Leveraging K-12 principal training and evaluation standards to support environmental, ecological and sustainability education in public schools: An example of Policy Analysis in GER

Monday 2:00pm Weeks Geo: AB20
Oral Presentation


Anthony Feig, Central Michigan University
Rodolfo Rincones, University of Texas at El Paso
Policy analysis is the process of understanding 1) the most effective means for accomplishing a goal within a given policy framework, and 2) how policies and goals relate. In this study, the goal is to establish a rigorous, holistic Earth Systems/Environmental Science curriculum in a public school. The policies being analyzed are the training and evaluation processes for school principals.

Environmental science, ecology and sustainability studies can be conceptually packaged as "ecoliteracy." The four themes of ecoliteracy education are environmental justice, stewardship, deep time and understanding Earth systems as interconnected processes.

In setting a school's goals and culture of learning, principals can establish a vision and curriculum of ecoliteracy. Because ecoliteracy is such a dramatic departure from current practice in public K-12 science education, principals require significant support and endorsement from higher levels in their efforts.

In Texas and Michigan, Administrator (Principal) Standards fall into seven categories: Executive leadership/vision, learning/curriculum leadership, school culture, school operations, personnel management, external/collaborative relationships and ethics.

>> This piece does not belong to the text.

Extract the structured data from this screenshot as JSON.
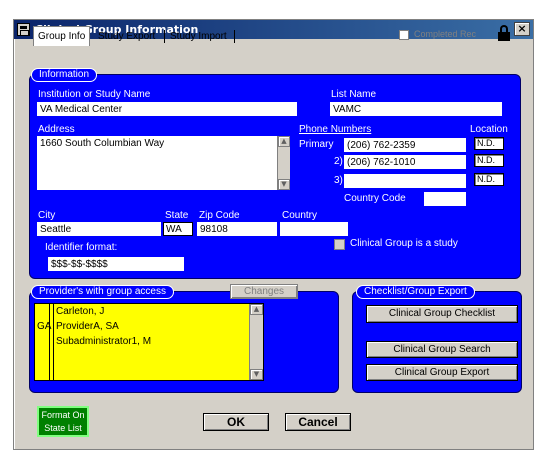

A convergence exists between the principles of ecoliteracy education and the training and evaluation of public school principals. Comparative case study reveals that, with proper interpretation, Principal Standards and Performance Indicators in both Texas and Michigan can support a principal's efforts to establish ecoliteracy education at the building level. This support is especially desirable in the face of high-stakes accountability and the devaluing of science education.